------ DATASET CONTENT ------

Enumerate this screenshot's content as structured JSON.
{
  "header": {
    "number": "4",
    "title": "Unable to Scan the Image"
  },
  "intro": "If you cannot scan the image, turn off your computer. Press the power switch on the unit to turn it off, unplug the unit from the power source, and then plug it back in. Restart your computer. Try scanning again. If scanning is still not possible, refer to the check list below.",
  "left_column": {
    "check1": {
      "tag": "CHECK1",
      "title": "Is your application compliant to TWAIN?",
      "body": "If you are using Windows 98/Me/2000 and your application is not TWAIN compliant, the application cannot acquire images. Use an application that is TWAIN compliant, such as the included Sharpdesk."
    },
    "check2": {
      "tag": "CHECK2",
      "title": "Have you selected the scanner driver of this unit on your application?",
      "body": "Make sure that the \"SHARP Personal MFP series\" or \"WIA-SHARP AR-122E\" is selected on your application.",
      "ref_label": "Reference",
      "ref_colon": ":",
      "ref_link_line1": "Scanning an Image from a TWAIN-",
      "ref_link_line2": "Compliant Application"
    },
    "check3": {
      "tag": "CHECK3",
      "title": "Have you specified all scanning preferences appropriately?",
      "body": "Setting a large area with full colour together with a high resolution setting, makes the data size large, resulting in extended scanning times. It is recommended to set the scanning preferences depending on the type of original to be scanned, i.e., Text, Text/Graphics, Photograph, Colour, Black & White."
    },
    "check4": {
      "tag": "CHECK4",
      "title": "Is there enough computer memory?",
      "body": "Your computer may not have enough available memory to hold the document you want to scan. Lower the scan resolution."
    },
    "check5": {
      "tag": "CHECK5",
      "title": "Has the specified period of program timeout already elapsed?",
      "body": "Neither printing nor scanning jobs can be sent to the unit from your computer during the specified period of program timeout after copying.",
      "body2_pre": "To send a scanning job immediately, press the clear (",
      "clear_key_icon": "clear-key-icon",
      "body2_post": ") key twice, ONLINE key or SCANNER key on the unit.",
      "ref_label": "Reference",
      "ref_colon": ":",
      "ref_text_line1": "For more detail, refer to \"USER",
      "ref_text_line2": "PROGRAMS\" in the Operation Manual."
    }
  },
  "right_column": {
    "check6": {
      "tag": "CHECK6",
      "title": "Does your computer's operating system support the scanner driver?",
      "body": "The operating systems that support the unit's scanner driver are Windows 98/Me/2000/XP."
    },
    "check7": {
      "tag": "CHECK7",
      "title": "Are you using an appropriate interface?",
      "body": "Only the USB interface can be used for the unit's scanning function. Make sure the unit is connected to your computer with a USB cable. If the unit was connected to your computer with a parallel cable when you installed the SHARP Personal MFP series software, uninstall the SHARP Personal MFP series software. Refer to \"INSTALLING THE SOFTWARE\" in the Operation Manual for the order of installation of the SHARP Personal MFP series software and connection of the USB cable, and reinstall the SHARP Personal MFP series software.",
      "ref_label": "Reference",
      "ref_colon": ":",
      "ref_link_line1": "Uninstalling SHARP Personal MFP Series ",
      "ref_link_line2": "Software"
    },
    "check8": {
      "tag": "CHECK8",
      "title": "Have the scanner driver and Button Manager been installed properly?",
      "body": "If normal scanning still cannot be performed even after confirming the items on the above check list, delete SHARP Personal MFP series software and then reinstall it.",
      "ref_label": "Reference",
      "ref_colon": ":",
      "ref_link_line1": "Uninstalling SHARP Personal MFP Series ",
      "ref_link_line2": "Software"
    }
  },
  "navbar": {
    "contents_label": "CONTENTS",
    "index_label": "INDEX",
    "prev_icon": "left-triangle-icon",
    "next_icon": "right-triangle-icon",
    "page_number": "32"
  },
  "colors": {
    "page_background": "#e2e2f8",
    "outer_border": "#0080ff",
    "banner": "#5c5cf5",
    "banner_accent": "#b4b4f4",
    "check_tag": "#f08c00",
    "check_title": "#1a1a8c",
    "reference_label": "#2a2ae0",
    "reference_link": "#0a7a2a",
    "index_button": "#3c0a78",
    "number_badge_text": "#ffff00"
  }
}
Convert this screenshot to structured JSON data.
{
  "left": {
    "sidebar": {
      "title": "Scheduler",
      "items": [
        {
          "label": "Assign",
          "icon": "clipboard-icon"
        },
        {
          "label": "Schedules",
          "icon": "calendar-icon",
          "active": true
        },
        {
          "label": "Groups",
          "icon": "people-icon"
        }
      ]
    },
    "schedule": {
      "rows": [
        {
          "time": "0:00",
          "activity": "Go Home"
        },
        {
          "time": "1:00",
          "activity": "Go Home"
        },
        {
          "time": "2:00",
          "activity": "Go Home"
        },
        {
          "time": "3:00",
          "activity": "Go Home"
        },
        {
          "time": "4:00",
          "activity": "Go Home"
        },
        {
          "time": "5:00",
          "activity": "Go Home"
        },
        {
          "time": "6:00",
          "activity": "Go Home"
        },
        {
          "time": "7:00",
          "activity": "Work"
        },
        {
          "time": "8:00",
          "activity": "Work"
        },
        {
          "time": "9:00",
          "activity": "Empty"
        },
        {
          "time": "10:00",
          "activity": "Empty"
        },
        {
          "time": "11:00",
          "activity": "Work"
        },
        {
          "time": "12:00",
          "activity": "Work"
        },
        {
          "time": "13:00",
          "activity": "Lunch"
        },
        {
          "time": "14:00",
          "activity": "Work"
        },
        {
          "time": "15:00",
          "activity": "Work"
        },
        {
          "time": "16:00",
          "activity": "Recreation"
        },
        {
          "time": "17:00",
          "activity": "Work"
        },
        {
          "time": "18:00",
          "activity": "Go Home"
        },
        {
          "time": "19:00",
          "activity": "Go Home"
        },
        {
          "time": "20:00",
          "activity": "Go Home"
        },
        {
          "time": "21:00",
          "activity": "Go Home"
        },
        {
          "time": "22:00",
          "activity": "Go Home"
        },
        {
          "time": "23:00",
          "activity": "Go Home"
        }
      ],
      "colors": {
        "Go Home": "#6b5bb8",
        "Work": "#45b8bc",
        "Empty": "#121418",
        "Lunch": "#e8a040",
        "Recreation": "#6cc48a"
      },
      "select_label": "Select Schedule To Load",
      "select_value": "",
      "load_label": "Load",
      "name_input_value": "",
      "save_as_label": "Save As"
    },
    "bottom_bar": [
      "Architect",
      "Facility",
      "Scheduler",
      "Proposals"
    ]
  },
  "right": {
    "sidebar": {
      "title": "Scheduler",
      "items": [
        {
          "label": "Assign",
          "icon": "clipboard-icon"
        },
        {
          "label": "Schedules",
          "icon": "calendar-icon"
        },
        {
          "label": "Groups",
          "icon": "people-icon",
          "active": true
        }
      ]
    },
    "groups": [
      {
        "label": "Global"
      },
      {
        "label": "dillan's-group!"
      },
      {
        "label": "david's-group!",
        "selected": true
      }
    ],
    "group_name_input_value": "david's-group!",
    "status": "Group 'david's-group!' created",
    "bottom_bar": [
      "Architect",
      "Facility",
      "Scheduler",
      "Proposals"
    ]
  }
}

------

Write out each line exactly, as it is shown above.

Enumerate this screenshot's content as structured JSON.
{
  "header": {
    "number": "4",
    "title": "Unable to Scan the Image"
  },
  "intro": "If you cannot scan the image, turn off your computer. Press the power switch on the unit to turn it off, unplug the unit from the power source, and then plug it back in. Restart your computer. Try scanning again. If scanning is still not possible, refer to the check list below.",
  "left_column": {
    "check1": {
      "tag": "CHECK1",
      "title": "Is your application compliant to TWAIN?",
      "body": "If you are using Windows 98/Me/2000 and your application is not TWAIN compliant, the application cannot acquire images. Use an application that is TWAIN compliant, such as the included Sharpdesk."
    },
    "check2": {
      "tag": "CHECK2",
      "title": "Have you selected the scanner driver of this unit on your application?",
      "body": "Make sure that the \"SHARP Personal MFP series\" or \"WIA-SHARP AR-122E\" is selected on your application.",
      "ref_label": "Reference",
      "ref_colon": ":",
      "ref_link_line1": "Scanning an Image from a TWAIN-",
      "ref_link_line2": "Compliant Application"
    },
    "check3": {
      "tag": "CHECK3",
      "title": "Have you specified all scanning preferences appropriately?",
      "body": "Setting a large area with full colour together with a high resolution setting, makes the data size large, resulting in extended scanning times. It is recommended to set the scanning preferences depending on the type of original to be scanned, i.e., Text, Text/Graphics, Photograph, Colour, Black & White."
    },
    "check4": {
      "tag": "CHECK4",
      "title": "Is there enough computer memory?",
      "body": "Your computer may not have enough available memory to hold the document you want to scan. Lower the scan resolution."
    },
    "check5": {
      "tag": "CHECK5",
      "title": "Has the specified period of program timeout already elapsed?",
      "body": "Neither printing nor scanning jobs can be sent to the unit from your computer during the specified period of program timeout after copying.",
      "body2_pre": "To send a scanning job immediately, press the clear (",
      "clear_key_icon": "clear-key-icon",
      "body2_post": ") key twice, ONLINE key or SCANNER key on the unit.",
      "ref_label": "Reference",
      "ref_colon": ":",
      "ref_text_line1": "For more detail, refer to \"USER",
      "ref_text_line2": "PROGRAMS\" in the Operation Manual."
    }
  },
  "right_column": {
    "check6": {
      "tag": "CHECK6",
      "title": "Does your computer's operating system support the scanner driver?",
      "body": "The operating systems that support the unit's scanner driver are Windows 98/Me/2000/XP."
    },
    "check7": {
      "tag": "CHECK7",
      "title": "Are you using an appropriate interface?",
      "body": "Only the USB interface can be used for the unit's scanning function. Make sure the unit is connected to your computer with a USB cable. If the unit was connected to your computer with a parallel cable when you installed the SHARP Personal MFP series software, uninstall the SHARP Personal MFP series software. Refer to \"INSTALLING THE SOFTWARE\" in the Operation Manual for the order of installation of the SHARP Personal MFP series software and connection of the USB cable, and reinstall the SHARP Personal MFP series software.",
      "ref_label": "Reference",
      "ref_colon": ":",
      "ref_link_line1": "Uninstalling SHARP Personal MFP Series ",
      "ref_link_line2": "Software"
    },
    "check8": {
      "tag": "CHECK8",
      "title": "Have the scanner driver and Button Manager been installed properly?",
      "body": "If normal scanning still cannot be performed even after confirming the items on the above check list, delete SHARP Personal MFP series software and then reinstall it.",
      "ref_label": "Reference",
      "ref_colon": ":",
      "ref_link_line1": "Uninstalling SHARP Personal MFP Series ",
      "ref_link_line2": "Software"
    }
  },
  "navbar": {
    "contents_label": "CONTENTS",
    "index_label": "INDEX",
    "prev_icon": "left-triangle-icon",
    "next_icon": "right-triangle-icon",
    "page_number": "32"
  },
  "colors": {
    "page_background": "#e2e2f8",
    "outer_border": "#0080ff",
    "banner": "#5c5cf5",
    "banner_accent": "#b4b4f4",
    "check_tag": "#f08c00",
    "check_title": "#1a1a8c",
    "reference_label": "#2a2ae0",
    "reference_link": "#0a7a2a",
    "index_button": "#3c0a78",
    "number_badge_text": "#ffff00"
  }
}
Convert this screenshot to structured JSON data.
{
  "left": {
    "sidebar": {
      "title": "Scheduler",
      "items": [
        {
          "label": "Assign",
          "icon": "clipboard-icon"
        },
        {
          "label": "Schedules",
          "icon": "calendar-icon",
          "active": true
        },
        {
          "label": "Groups",
          "icon": "people-icon"
        }
      ]
    },
    "schedule": {
      "rows": [
        {
          "time": "0:00",
          "activity": "Go Home"
        },
        {
          "time": "1:00",
          "activity": "Go Home"
        },
        {
          "time": "2:00",
          "activity": "Go Home"
        },
        {
          "time": "3:00",
          "activity": "Go Home"
        },
        {
          "time": "4:00",
          "activity": "Go Home"
        },
        {
          "time": "5:00",
          "activity": "Go Home"
        },
        {
          "time": "6:00",
          "activity": "Go Home"
        },
        {
          "time": "7:00",
          "activity": "Work"
        },
        {
          "time": "8:00",
          "activity": "Work"
        },
        {
          "time": "9:00",
          "activity": "Empty"
        },
        {
          "time": "10:00",
          "activity": "Empty"
        },
        {
          "time": "11:00",
          "activity": "Work"
        },
        {
          "time": "12:00",
          "activity": "Work"
        },
        {
          "time": "13:00",
          "activity": "Lunch"
        },
        {
          "time": "14:00",
          "activity": "Work"
        },
        {
          "time": "15:00",
          "activity": "Work"
        },
        {
          "time": "16:00",
          "activity": "Recreation"
        },
        {
          "time": "17:00",
          "activity": "Work"
        },
        {
          "time": "18:00",
          "activity": "Go Home"
        },
        {
          "time": "19:00",
          "activity": "Go Home"
        },
        {
          "time": "20:00",
          "activity": "Go Home"
        },
        {
          "time": "21:00",
          "activity": "Go Home"
        },
        {
          "time": "22:00",
          "activity": "Go Home"
        },
        {
          "time": "23:00",
          "activity": "Go Home"
        }
      ],
      "colors": {
        "Go Home": "#6b5bb8",
        "Work": "#45b8bc",
        "Empty": "#121418",
        "Lunch": "#e8a040",
        "Recreation": "#6cc48a"
      },
      "select_label": "Select Schedule To Load",
      "select_value": "",
      "load_label": "Load",
      "name_input_value": "",
      "save_as_label": "Save As"
    },
    "bottom_bar": [
      "Architect",
      "Facility",
      "Scheduler",
      "Proposals"
    ]
  },
  "right": {
    "sidebar": {
      "title": "Scheduler",
      "items": [
        {
          "label": "Assign",
          "icon": "clipboard-icon"
        },
        {
          "label": "Schedules",
          "icon": "calendar-icon"
        },
        {
          "label": "Groups",
          "icon": "people-icon",
          "active": true
        }
      ]
    },
    "groups": [
      {
        "label": "Global"
      },
      {
        "label": "dillan's-group!"
      },
      {
        "label": "david's-group!",
        "selected": true
      }
    ],
    "group_name_input_value": "david's-group!",
    "status": "Group 'david's-group!' created",
    "bottom_bar": [
      "Architect",
      "Facility",
      "Scheduler",
      "Proposals"
    ]
  }
}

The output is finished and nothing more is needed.